Complicating matters is Arthur’s impending marriage to George’s former lover, Gwenivier of Camliard. Now with the Saxon army fast approaching the prince of Cear Celemion and the future queen of Camelot must come to terms; both with each other and the ghosts of their shared past.
As George and Sabra both move towards their inevitable confrontations they begin to realize the same dark truth.
Those whom they trusted and loved have betrayed them.
FOR THIS HAS BEEN FORETOLD
AND THIS WILL COME TO PASS
My Review (4.5 out of 5 )
Disclaimer: I received an eARC of Badon Hill from the author. This hasn’t influenced the review in any way.
Badon Hill is the second instance in The Wars of Wrath series, this sort of Arthurian retelling, despite I would say it is more accurate to say that the Arthurian things are only a big part of the whole book, as we also continue with the North-African part of the story, with Sabra trying to escape from Gurzil.
I think it’s a good way to start saying that all the elements I loved from Gurzil are in Badon Hill, and even improved. The pace is much better, despite I can understand if some people find confusing the multiple flashbacks.

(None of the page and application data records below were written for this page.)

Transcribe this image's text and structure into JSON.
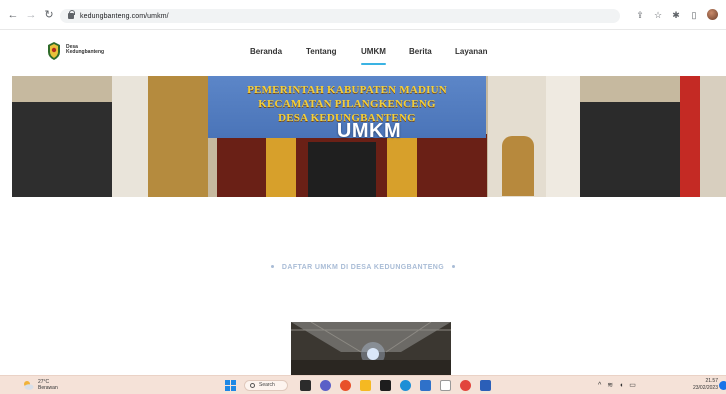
{
  "browser": {
    "url": "kedungbanteng.com/umkm/"
  },
  "site": {
    "logo_text_line1": "Desa",
    "logo_text_line2": "Kedungbanteng",
    "nav": [
      {
        "label": "Beranda"
      },
      {
        "label": "Tentang"
      },
      {
        "label": "UMKM",
        "active": true
      },
      {
        "label": "Berita"
      },
      {
        "label": "Layanan"
      }
    ],
    "accent_color": "#3ab3e3"
  },
  "hero": {
    "banner_lines": [
      "PEMERINTAH KABUPATEN MADIUN",
      "KECAMATAN PILANGKENCENG",
      "DESA KEDUNGBANTENG"
    ],
    "title": "UMKM"
  },
  "section": {
    "label": "DAFTAR UMKM DI DESA KEDUNGBANTENG"
  },
  "taskbar": {
    "weather_temp": "27°C",
    "weather_desc": "Berawan",
    "search_label": "Search",
    "time": "21.57",
    "date": "23/02/2023"
  }
}
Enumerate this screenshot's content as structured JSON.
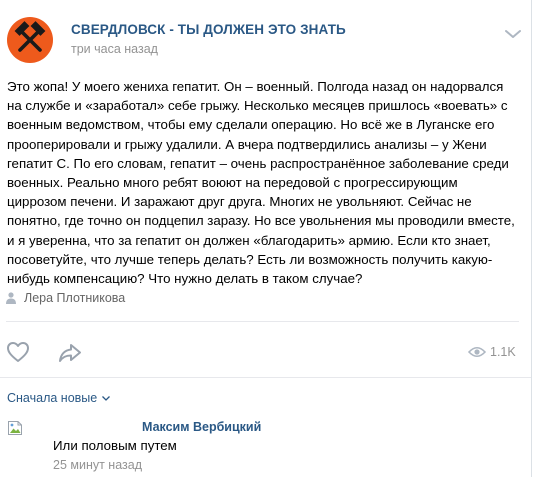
{
  "post": {
    "group_name": "СВЕРДЛОВСК - ТЫ ДОЛЖЕН ЭТО ЗНАТЬ",
    "time": "три часа назад",
    "text_lines": [
      "Это жопа! У моего жениха гепатит. Он – военный. Полгода назад он надорвался",
      "на службе и «заработал» себе грыжу. Несколько месяцев пришлось «воевать» с",
      "военным ведомством, чтобы ему сделали операцию. Но всё же в Луганске его",
      "прооперировали и грыжу удалили. А вчера подтвердились анализы – у Жени",
      "гепатит С. По его словам, гепатит – очень распространённое заболевание среди",
      "военных. Реально много ребят воюют на передовой с прогрессирующим",
      "циррозом печени. И заражают друг друга. Многих не увольняют. Сейчас не",
      "понятно, где точно он подцепил заразу. Но все увольнения мы проводили вместе,",
      "и я уверенна, что за гепатит он должен «благодарить» армию. Если кто знает,",
      "посоветуйте, что лучше теперь делать? Есть ли возможность получить какую-",
      "нибудь компенсацию? Что нужно делать в таком случае?"
    ],
    "signer": "Лера Плотникова",
    "views": "1.1K",
    "colors": {
      "avatar_bg": "#ee5a1c",
      "link": "#2a5885",
      "muted": "#939393"
    }
  },
  "icons": {
    "avatar": "crossed-hammers-icon",
    "more": "chevron-down-icon",
    "signer": "person-icon",
    "like": "heart-icon",
    "share": "share-arrow-icon",
    "views": "eye-icon",
    "sort": "chevron-down-icon"
  },
  "comments": {
    "sort_label": "Сначала новые",
    "items": [
      {
        "author": "Максим Вербицкий",
        "text": "Или половым путем",
        "time": "25 минут назад"
      }
    ]
  }
}
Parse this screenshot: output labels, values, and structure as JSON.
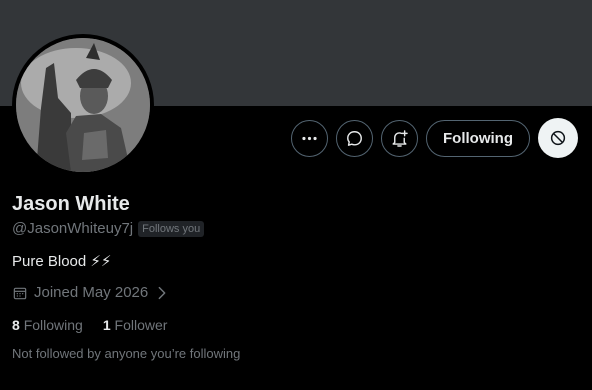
{
  "profile": {
    "name": "Jason White",
    "handle": "@JasonWhiteuy7j",
    "follows_you_badge": "Follows you",
    "bio": "Pure Blood ⚡⚡",
    "joined": "Joined May 2026",
    "following_count": "8",
    "following_label": "Following",
    "followers_count": "1",
    "followers_label": "Follower",
    "not_followed_note": "Not followed by anyone you’re following"
  },
  "actions": {
    "following_button": "Following",
    "more_icon": "more-icon",
    "message_icon": "message-icon",
    "notify_icon": "bell-plus-icon",
    "block_icon": "block-icon"
  },
  "colors": {
    "banner": "#333639",
    "background": "#000000",
    "muted_text": "#71767b",
    "primary_text": "#e7e9ea"
  }
}
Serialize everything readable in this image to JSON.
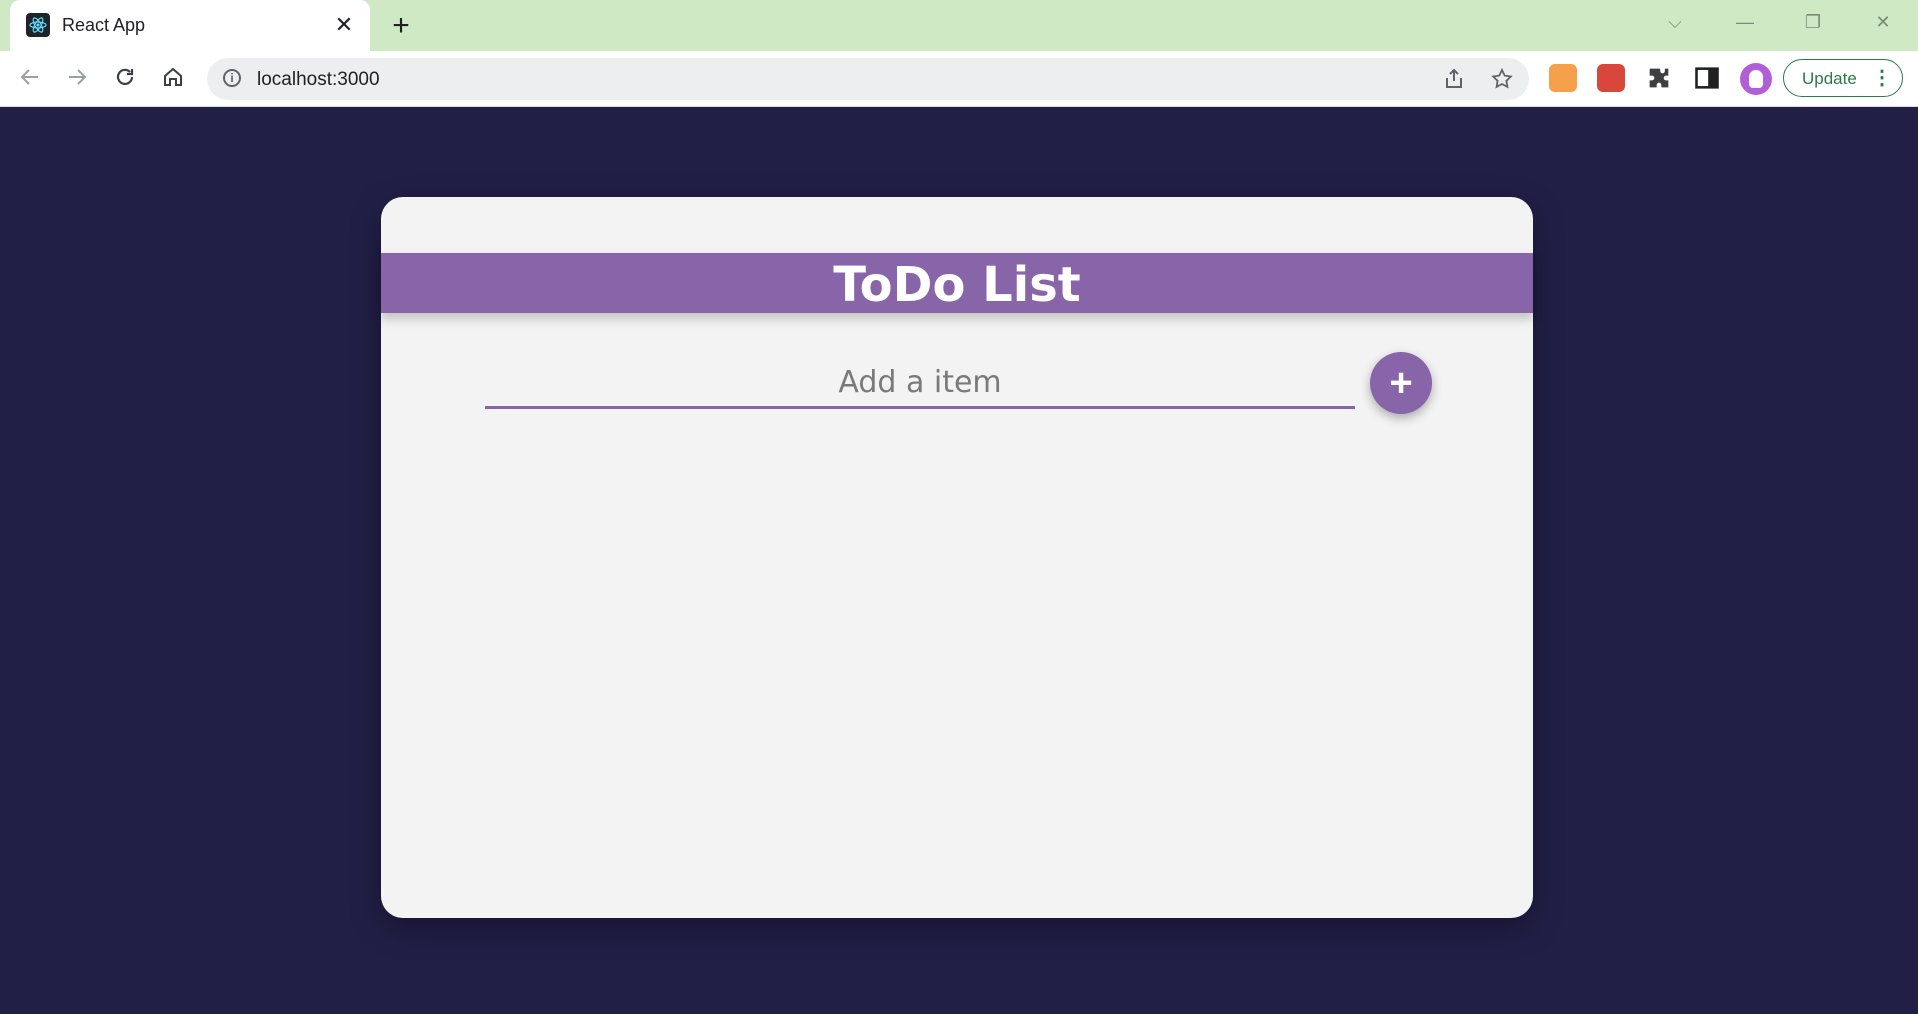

On the Britain side, we continue with the history of George and Arthur, we get some brush strokes on the reason why George and Arthur are part enemies (including some great scenes on Camelot for the rescue of Morgana). More characters from the legends enter into action, as can be Gwenieve and Lancelot du Lac (yes, he is a Frankish knight). I don’t want to tell much more about some of the plots, cause it would be spoilers.
We are also introduced to more myths and legends, such as The King Lear, which for me is one of the most interesting parts, as it helps to explain how the succession worked before proper laws existed, and it expands how the old religions work; we are also introduced to the Fairy of the Pond, and certainly how the Lady of the Lake and Excalibur are approached have become one of my favourite parts.
Not only mythical elements are treated, as we are driven to the Badon Hill battle, one of the historical moments that drove the history of Great Britain, where Viking and the Anglo armies crashed, and which has plenty of great action scenes.
We continue following Sabra and her struggles in Lybia, and how she’s prosecuted by the Gurzil’s cult. Meanwhile, the decomposition of the Roman Empire and the forge of Byzantium Imperium is happening. We are able to contemplate how the tensions between different ethnic groups bring instability to the region.
I still identify some of the problems I found in Gurzil, but they are less prominent, as things such as using modern expressions. Language is adjusted on some occasions, which is something I appreciated.
In summary, if you liked Gurzil, you are going to love Badon Hill. It’s another great historical retelling, giving a new twist on some myths and legends that I really love, and I said for Gurzil, I reaffirm Wars of Wrath is a must-have series for lovers of Arthurian myths.
It is the storyteller’s sacred charge to keep such legends alive.
For when the mighty seek to smudge the heroes out of history; When the chronicler and the journalist record more lies than truth. It falls to the jester, the poet, and the playwright to remind people of the honor of courageous knights, the cruelty of tyrants, and the existence of monsters.
I write to preserve the legends of yesterday in hopes that others to come will record the legends of today.
For tyrants are feared, then reviled, and soon forgotten. Yet, for as long as men and women tell stories, legends will never die!
I am Outis, I am No Man, I am Nemo.